*Do we stop to appreciate it?
*Do we recognize talent in an unexpected context?
One possible conclusion reached from this experiment could be this:
If we do not have a moment to stop and listen to one of the best  musicians in the world, playing some of the finest music ever written,  with one of the most beautiful instruments ever made…
How many other things are we missing?

apeculiarsprezzatura:

Washington, DC Metro Station on a cold January morning in 2007. The man with a violin played six Bach pieces for about 45 minutes. During that time approximately. 2 thousand people went through the station, most of them on their way to work. After 3 minutes a middle aged man noticed there was a musician playing. He slowed his pace and stopped for a few seconds and then hurried to meet his schedule.

4 minutes later:

The violinist received his first dollar: a woman threw the money in the hat and, without stopping, continued to walk.

6 minutes:

A young man leaned against the wall to listen to him, then looked at his watch and started to walk again.

10 minutes:

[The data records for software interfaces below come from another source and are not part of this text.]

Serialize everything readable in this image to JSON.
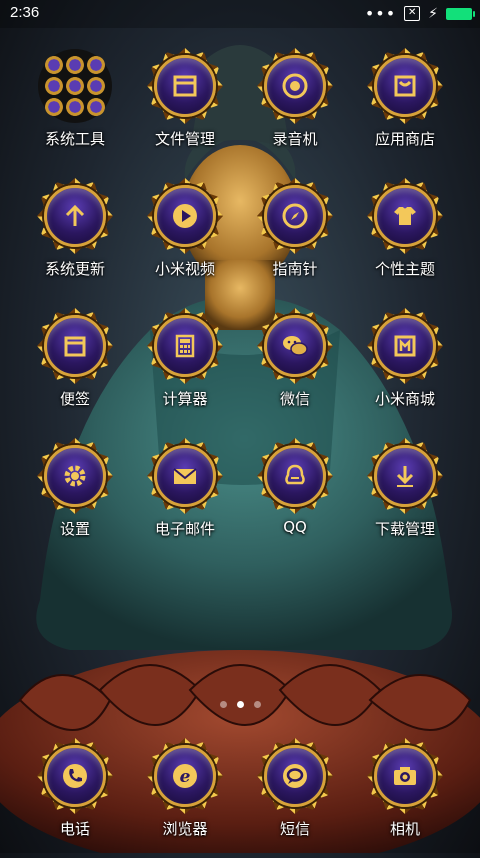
{
  "status_bar": {
    "time": "2:36",
    "icons": [
      "more-dots-icon",
      "notification-x-icon",
      "charging-icon",
      "battery-icon"
    ],
    "battery_color": "#12e07a"
  },
  "apps_grid": [
    {
      "label": "系统工具",
      "icon": "folder-icon"
    },
    {
      "label": "文件管理",
      "icon": "file-manager-icon"
    },
    {
      "label": "录音机",
      "icon": "record-icon"
    },
    {
      "label": "应用商店",
      "icon": "app-store-icon"
    },
    {
      "label": "系统更新",
      "icon": "update-arrow-icon"
    },
    {
      "label": "小米视频",
      "icon": "play-icon"
    },
    {
      "label": "指南针",
      "icon": "compass-icon"
    },
    {
      "label": "个性主题",
      "icon": "tshirt-icon"
    },
    {
      "label": "便签",
      "icon": "note-icon"
    },
    {
      "label": "计算器",
      "icon": "calculator-icon"
    },
    {
      "label": "微信",
      "icon": "wechat-icon"
    },
    {
      "label": "小米商城",
      "icon": "mi-store-icon"
    },
    {
      "label": "设置",
      "icon": "gear-icon"
    },
    {
      "label": "电子邮件",
      "icon": "mail-icon"
    },
    {
      "label": "QQ",
      "icon": "qq-penguin-icon"
    },
    {
      "label": "下载管理",
      "icon": "download-icon"
    }
  ],
  "page_indicator": {
    "pages": 3,
    "current": 1
  },
  "dock": [
    {
      "label": "电话",
      "icon": "phone-icon"
    },
    {
      "label": "浏览器",
      "icon": "browser-e-icon"
    },
    {
      "label": "短信",
      "icon": "message-bubble-icon"
    },
    {
      "label": "相机",
      "icon": "camera-icon"
    }
  ],
  "theme": {
    "accent_gold": "#d7a23a",
    "icon_purple": "#2b1760"
  }
}
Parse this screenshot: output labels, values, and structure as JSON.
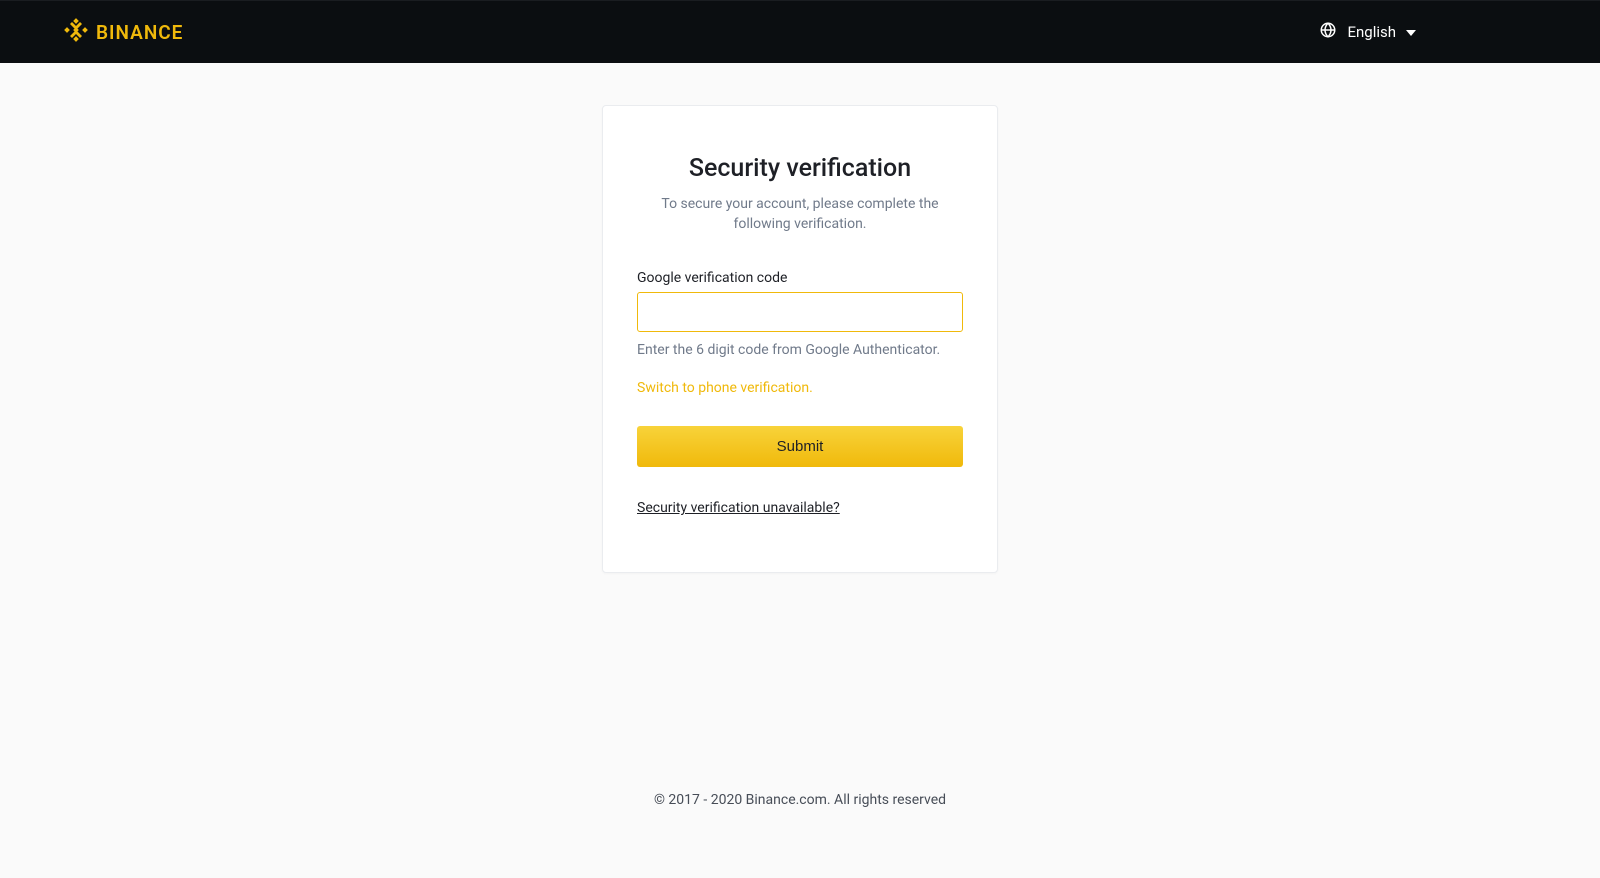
{
  "header": {
    "brand_name": "BINANCE",
    "language_label": "English"
  },
  "card": {
    "title": "Security verification",
    "subtitle": "To secure your account, please complete the following verification.",
    "field_label": "Google verification code",
    "input_value": "",
    "field_hint": "Enter the 6 digit code from Google Authenticator.",
    "switch_link": "Switch to phone verification.",
    "submit_label": "Submit",
    "unavailable_link": "Security verification unavailable?"
  },
  "footer": {
    "copyright": "© 2017 - 2020 Binance.com. All rights reserved"
  },
  "colors": {
    "brand": "#f0b90b",
    "header_bg": "#0b0e11",
    "page_bg": "#fafafa",
    "text_primary": "#1e2026",
    "text_secondary": "#707a8a"
  }
}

A 3-year old boy stopped but his mother tugged him along hurriedly. The kid stopped to look at the violinist again, but the mother pushed hard and the child continued to walk, turning his head all the time. This action was repeated by several other children. Every parent, without exception, forced their children to move on quickly.

45 minutes:

The musician played continuously. Only 6 people stopped and listened for a short while. About 20 gave money but continued to walk at their normal pace. The man collected a total of $32.

1 hour:

He finished playing and silence took over. No one noticed. No one applauded, nor was there any recognition.

No one knew this, but the violinist was Joshua Bell, one of the greatest musicians in the world. He played one of the most intricate pieces ever written, with a violin worth $3.5 million dollars. Two days before Joshua Bell sold out a theater in Boston where the seats averaged $100.

This is a true story. Joshua Bell playing incognito in the metro station was organized by the Washington Post as part of a social experiment about perception, taste and people’s priorities.

The questions raised:

*In a common place environment at an inappropriate hour, do we perceive beauty?

*Do we stop to appreciate it?

*Do we recognize talent in an unexpected context?

One possible conclusion reached from this experiment could be this:

If we do not have a moment to stop and listen to one of the best musicians in the world, playing some of the finest music ever written, with one of the most beautiful instruments ever made…

How many other things are we missing?

(Source: highpulp)

I knew it was something…

tpdsaa:


Submitted by chris.

Jan 12

Thanks for that, http://vneckandacardigan.com/

Thanks for that, http://vneckandacardigan.com/